Raúl Castro, who succeeded his elder brother as president of Cuba in 2008, was elected to a second five-year term, whereupon he announced that it would be his last. A two-term limit — just like George Washington. Who could fail to be reminded of the last sentence of the Farewell Address? “I promise myself to realize, without alloy, the sweet enjoyment of partaking, in the midst of my fellow Citizens, the benign influence of good Laws under a free Government, the ever favourite object of my heart, and the happy reward, as I trust, of our mutual cares, labours and dangers.”
Yoani Sánchez is a well-known Cuban dissident and blogger. The dictatorship has recently done something remarkable: let her out for a tour. The first country she went to was Brazil, where she was met by, among others, Castro supporters. They screamed at her, called her a CIA stooge, threw Xeroxed dollar bills at her. One of them got close enough to pull her hair. They shut down the screening of a documentary that features Sánchez — a screening that Sánchez herself was to attend. She said, “Even before leaving Cuba I knew this could happen. It’s sad, because I’ve been waiting one year for this. I really wanted to see the film.” Castro backers wanted to see her hounded and humiliated, even outside Cuba.
The Alliance of Civilizations is a shadowy program of international togetherness under the auspices of the United Nations. In practice, the Alliance rounds up a mixed bag of self-selected busybodies and assembles them in a five-star hotel in some pleasant city. An indifferent public usually neither knows nor cares about such freebies. The latest Alliance gathering in Vienna has been different, because Recep Tayyip Erdogan, the Turkish prime minister, chose this venue to play politics. “The time has come,” he said, “to view Islamophobia as a crime against humanity just like Zionism, just like anti-Semitism, just like fascism.” Would it be another crime against humanity to note how dispiriting it is that this sort of thing makes for an effective tactic in ascending to the leadership of the Arab world? Arriving in Turkey on his first trip abroad since confirmation in office, Secretary of State John Kerry is reported to have had frosty meetings with Erdogan and Turkish foreign minister Ahmet Davutoglu. “Objectionable” was the adjective Kerry applied to Erdogan’s Vienna attack. President Obama has singled out Erdogan as one of the five leaders with whom he enjoys effective working relations. Illusion, what follies are committed in thy name.

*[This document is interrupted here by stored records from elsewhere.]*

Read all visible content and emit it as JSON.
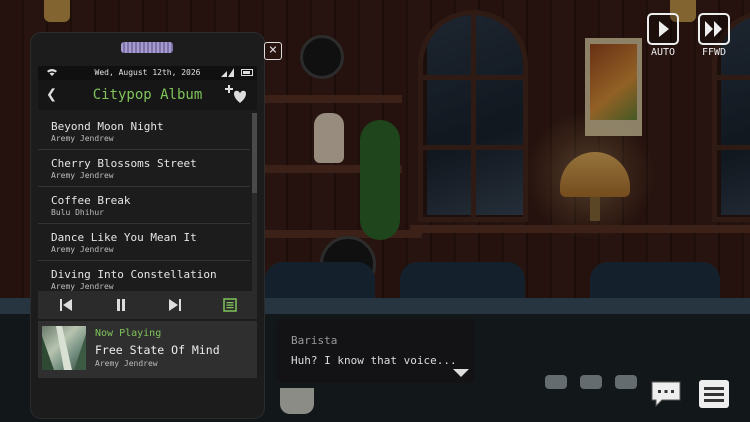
{
  "phone": {
    "status": {
      "date": "Wed, August 12th, 2026"
    },
    "header": {
      "title": "Citypop Album"
    },
    "tracks": [
      {
        "title": "Beyond Moon Night",
        "artist": "Aremy Jendrew"
      },
      {
        "title": "Cherry Blossoms Street",
        "artist": "Aremy Jendrew"
      },
      {
        "title": "Coffee Break",
        "artist": "Bulu Dhihur"
      },
      {
        "title": "Dance Like You Mean It",
        "artist": "Aremy Jendrew"
      },
      {
        "title": "Diving Into Constellation",
        "artist": "Aremy Jendrew"
      }
    ],
    "now_playing": {
      "label": "Now Playing",
      "title": "Free State Of Mind",
      "artist": "Aremy Jendrew"
    }
  },
  "controls": {
    "auto_label": "AUTO",
    "ffwd_label": "FFWD"
  },
  "dialogue": {
    "speaker": "Barista",
    "text": "Huh? I know that voice..."
  },
  "colors": {
    "accent_green": "#7fc35a"
  }
}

Italians have a genius for finding a way through intractable difficulties, and they will have to make use of it, urgently. The country has a debt of 2 trillion euros, the highest in the euro zone (relative to GDP) after Greece. This year alone, it will need to borrow 420 billion euros to service this debt. Over a year ago, Germany offered help on condition that Mario Monti become prime minister. Italians resented becoming a German protectorate and disliked Monti’s tax increases. A general election has left Monti and his party almost invisible. There’s a stand-off in numbers between the Left under Pier Luigi Bersani, an old Communist, and the Right under a Silvio Berlusconi reviving from political death. Beppe Grillo and his Five Star Movement have polled enough votes to be on the same footing as the two main parties. Sixty-four and also an old Communist, Grillo is a comedian by profession. He looks, dresses, and behaves like an aging hippie. A natural demagogue, he knows how to touch a public nerve and air a prejudice. The incompetence and corruption of the entire political class is one of his favorite themes, and the pacifism of Iran is another. He recommends that Italy, in a clean sweep, break with the euro and return to the old lira. So he has one good idea, which may be enough.
George Galloway is a renegade British MP who has managed the startling feat of becoming the most boorish and obnoxious man in England while belonging to a political party with “Respect” in its title. In February, Galloway visited Christ Church College at the University of Oxford, at which he was supposed to debate a third-year student on the motion “Israel should withdraw immediately from the West Bank.” The event didn’t last long. A few sentences into the opening speech, it became clear to Galloway that his opponent was an Israeli. Visibly upset, he stormed out. “I don’t debate with Israelis. I’ve been misled,” he shouted while throwing on his coat. This prompted disbelieving calls of “Racism!” from the crowd, but Galloway would not be moved. “Respect,” the party claims, stands for “Respect, Equality, Socialism, Peace, Environmentalism, Community and Trade Unionism.” Perhaps they couldn’t think of an acronym that included “Anti-Semitism”?